feature ©ZHANG Si-ye Architectural Photography Studio Flows and Ripples: Shanghai Cultural Square Beyer Blinder Belle and STUDIOS Architecture confront breakneck scheduling, structural complications, and the forces of feng shui while working on a graceful new facility in Shanghai BY BILL MILLA RD f a piece of land can be said to have a distinctive energy, a superblock on Yongjia Road in Shanghai’s French Concession District has not been short on personality. In the 1930s, trumpeter Buck Clayton and his Harlem Gentlemen entertained at a ballroom on the site. Monkey jockeys rode greyhounds here during World War II, when the Canidrome racetrack’s management needed to boost the sagging gate. A few years later, the Communists hosted political events (including executions) at the location, giving it the respectable name Shànghăi wénhuà guăngchăng, a.k.a. Shanghai Cultural Square (SCS). “It also included the first space frame in Asia,” reports Beyer Blinder Belle Architects & Planners (BBB) Managing Partner Frederick A. Bland, FAIA, AICP, under which momentous speeches of the Cultural Revolution were made. Though it now hosts the new SCS, an ambitious complex placing a 2,000-seat theater in a new park, officials and BBB intended to preserve certain historical features. While the former Canidrome and other structures were demolished, BBB’s design, a curvilinear volume organized around a central infolding glassand-steel funnel from roof to lobby, preserved the adjacent space frame. Arriving to review progress in mid-project, however, Bland and colleagues discovered the frame had vanished anyway – local officials found the frame difficult to preserve on site. “The takeaway is that preservation in China has a completely different connotation than it does here,” Bland observes. “When historic elements got in the way later, they just got rid of them.” That Chinese policies can resemble those of New York in the scorched-earth urban-renewal era, before Jacobean-Huxtablean principles gained currency, was one of many discoveries for BBB I 34 Oculus Spring 2013 and the interior architects, STUDIOS Architecture of San Francisco. Everything in China’s architectural realm is in flux: design standards, codes, professional practices.
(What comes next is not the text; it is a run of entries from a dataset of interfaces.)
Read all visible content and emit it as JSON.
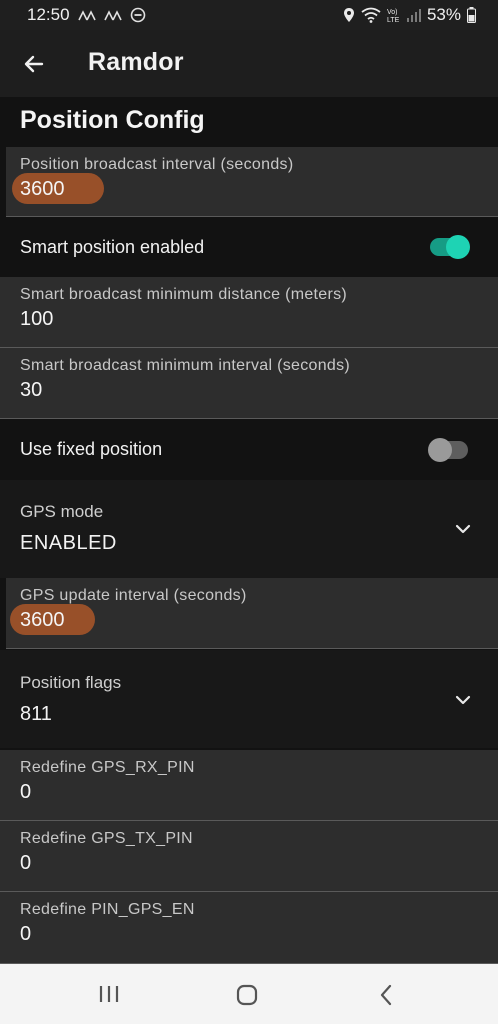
{
  "status_bar": {
    "time": "12:50",
    "battery": "53%"
  },
  "app_bar": {
    "title": "Ramdor"
  },
  "section": {
    "title": "Position Config"
  },
  "fields": {
    "broadcast_interval": {
      "label": "Position broadcast interval (seconds)",
      "value": "3600"
    },
    "smart_position": {
      "label": "Smart position enabled",
      "enabled": true
    },
    "smart_min_distance": {
      "label": "Smart broadcast minimum distance (meters)",
      "value": "100"
    },
    "smart_min_interval": {
      "label": "Smart broadcast minimum interval (seconds)",
      "value": "30"
    },
    "fixed_position": {
      "label": "Use fixed position",
      "enabled": false
    },
    "gps_mode": {
      "label": "GPS mode",
      "value": "ENABLED"
    },
    "gps_update_interval": {
      "label": "GPS update interval (seconds)",
      "value": "3600"
    },
    "position_flags": {
      "label": "Position flags",
      "value": "811"
    },
    "gps_rx_pin": {
      "label": "Redefine GPS_RX_PIN",
      "value": "0"
    },
    "gps_tx_pin": {
      "label": "Redefine GPS_TX_PIN",
      "value": "0"
    },
    "pin_gps_en": {
      "label": "Redefine PIN_GPS_EN",
      "value": "0"
    }
  },
  "colors": {
    "accent": "#1ed3b4",
    "highlight": "#b65a28"
  }
}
The pace of construction is famous: despite circuitous paths of official approval, “it takes about half the time or less to realize a project than it does in America,” observes STUDIOS Principal Thomas K. Yee, AIA, LEED AP. Clients avidly pursue foreign architects’ ideas but never cede essential control. “Most challenging is that they let out the master planning and building design first,” Yee continues, “and the interior effort comes in much later.” “It’s not easy or predictable to work in China,” Bland concludes. “It’s a surprise a minute.” Yet both firms found the SCS an exhilarating as well as unsettling example of China’s obstacles and opportunities. Going into a project fully aware of the risks, a firm can also leverage China’s unique capabilities – wealth, speed, openness to daring ideas, a competitive desire for global icons – and achieve remarkable results. Inside is out, outside is in The Huangpu River flows through Shanghai, and the water table is just five feet below ground. It’s not an obvious place for subterranean construction. “The clients clearly wanted it to be very cutting-edge, contemporary world architecture,” Bland says, but since the French Concession area is low-rise, “they did not want it to overwhelm the lowish buildings around the site.” The building needed a capacity to handle classical operas as well as Broadway shows like Cats, Bland adds – and outperforming New York’s Metropolitan Opera in the scale and modernity of backstage facilities was a priority. Because China’s building Global Exchange http://www.aiany.org

Table of Contents for the Digital Edition of Oculus - Spring 2013

First Words
Letter from the Editor
Center for Architecture
One Block Over
Opener: Sandy’s Watery Wake-up Call
Global Waterfronts: Green Growth, Great Rivers, and Port Cities
Civics in a Shaky Paradise
Where Nature Meets Modernity
Green Retail in the Sky: Hong Kong’s Hysan Place
Flows and Ripples: Shanghai Cultural Square
In Print
49-Year Watch
Last Words
Index to Advertisers

Oculus - Spring 2013